#### Task
Your output should consist of every record, copied exactly.

#### Records shown
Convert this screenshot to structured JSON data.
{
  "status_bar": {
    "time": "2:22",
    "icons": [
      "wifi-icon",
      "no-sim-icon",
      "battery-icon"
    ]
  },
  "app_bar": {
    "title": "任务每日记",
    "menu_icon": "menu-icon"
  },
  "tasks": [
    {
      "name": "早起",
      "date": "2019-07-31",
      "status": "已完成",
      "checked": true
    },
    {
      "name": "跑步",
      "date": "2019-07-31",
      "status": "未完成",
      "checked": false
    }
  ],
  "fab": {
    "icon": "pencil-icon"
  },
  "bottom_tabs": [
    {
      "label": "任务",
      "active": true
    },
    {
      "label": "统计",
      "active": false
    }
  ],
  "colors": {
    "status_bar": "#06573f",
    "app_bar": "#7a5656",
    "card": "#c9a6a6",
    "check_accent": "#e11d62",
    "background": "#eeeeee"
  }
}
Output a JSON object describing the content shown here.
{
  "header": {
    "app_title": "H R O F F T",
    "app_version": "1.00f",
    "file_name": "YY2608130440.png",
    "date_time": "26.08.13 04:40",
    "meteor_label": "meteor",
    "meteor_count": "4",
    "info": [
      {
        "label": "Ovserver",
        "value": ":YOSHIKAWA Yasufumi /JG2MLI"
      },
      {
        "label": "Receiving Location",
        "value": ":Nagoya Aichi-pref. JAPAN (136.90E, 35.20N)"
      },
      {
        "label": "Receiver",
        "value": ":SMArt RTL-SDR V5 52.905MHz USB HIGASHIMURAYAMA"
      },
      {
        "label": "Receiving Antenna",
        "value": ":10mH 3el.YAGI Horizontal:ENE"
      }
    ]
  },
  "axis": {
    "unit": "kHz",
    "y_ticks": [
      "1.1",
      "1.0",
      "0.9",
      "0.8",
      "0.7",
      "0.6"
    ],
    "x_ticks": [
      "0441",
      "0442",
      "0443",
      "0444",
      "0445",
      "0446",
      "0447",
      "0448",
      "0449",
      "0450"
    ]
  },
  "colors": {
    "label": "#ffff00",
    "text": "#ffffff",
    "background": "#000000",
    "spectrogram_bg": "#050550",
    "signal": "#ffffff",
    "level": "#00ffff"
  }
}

#### Exercise result
Convert this screenshot to structured JSON data.
{
  "status_bar": {
    "time": "2:22",
    "icons": [
      "wifi-icon",
      "no-sim-icon",
      "battery-icon"
    ]
  },
  "app_bar": {
    "title": "任务每日记",
    "menu_icon": "menu-icon"
  },
  "tasks": [
    {
      "name": "早起",
      "date": "2019-07-31",
      "status": "已完成",
      "checked": true
    },
    {
      "name": "跑步",
      "date": "2019-07-31",
      "status": "未完成",
      "checked": false
    }
  ],
  "fab": {
    "icon": "pencil-icon"
  },
  "bottom_tabs": [
    {
      "label": "任务",
      "active": true
    },
    {
      "label": "统计",
      "active": false
    }
  ],
  "colors": {
    "status_bar": "#06573f",
    "app_bar": "#7a5656",
    "card": "#c9a6a6",
    "check_accent": "#e11d62",
    "background": "#eeeeee"
  }
}
Output a JSON object describing the content shown here.
{
  "header": {
    "app_title": "H R O F F T",
    "app_version": "1.00f",
    "file_name": "YY2608130440.png",
    "date_time": "26.08.13 04:40",
    "meteor_label": "meteor",
    "meteor_count": "4",
    "info": [
      {
        "label": "Ovserver",
        "value": ":YOSHIKAWA Yasufumi /JG2MLI"
      },
      {
        "label": "Receiving Location",
        "value": ":Nagoya Aichi-pref. JAPAN (136.90E, 35.20N)"
      },
      {
        "label": "Receiver",
        "value": ":SMArt RTL-SDR V5 52.905MHz USB HIGASHIMURAYAMA"
      },
      {
        "label": "Receiving Antenna",
        "value": ":10mH 3el.YAGI Horizontal:ENE"
      }
    ]
  },
  "axis": {
    "unit": "kHz",
    "y_ticks": [
      "1.1",
      "1.0",
      "0.9",
      "0.8",
      "0.7",
      "0.6"
    ],
    "x_ticks": [
      "0441",
      "0442",
      "0443",
      "0444",
      "0445",
      "0446",
      "0447",
      "0448",
      "0449",
      "0450"
    ]
  },
  "colors": {
    "label": "#ffff00",
    "text": "#ffffff",
    "background": "#000000",
    "spectrogram_bg": "#050550",
    "signal": "#ffffff",
    "level": "#00ffff"
  }
}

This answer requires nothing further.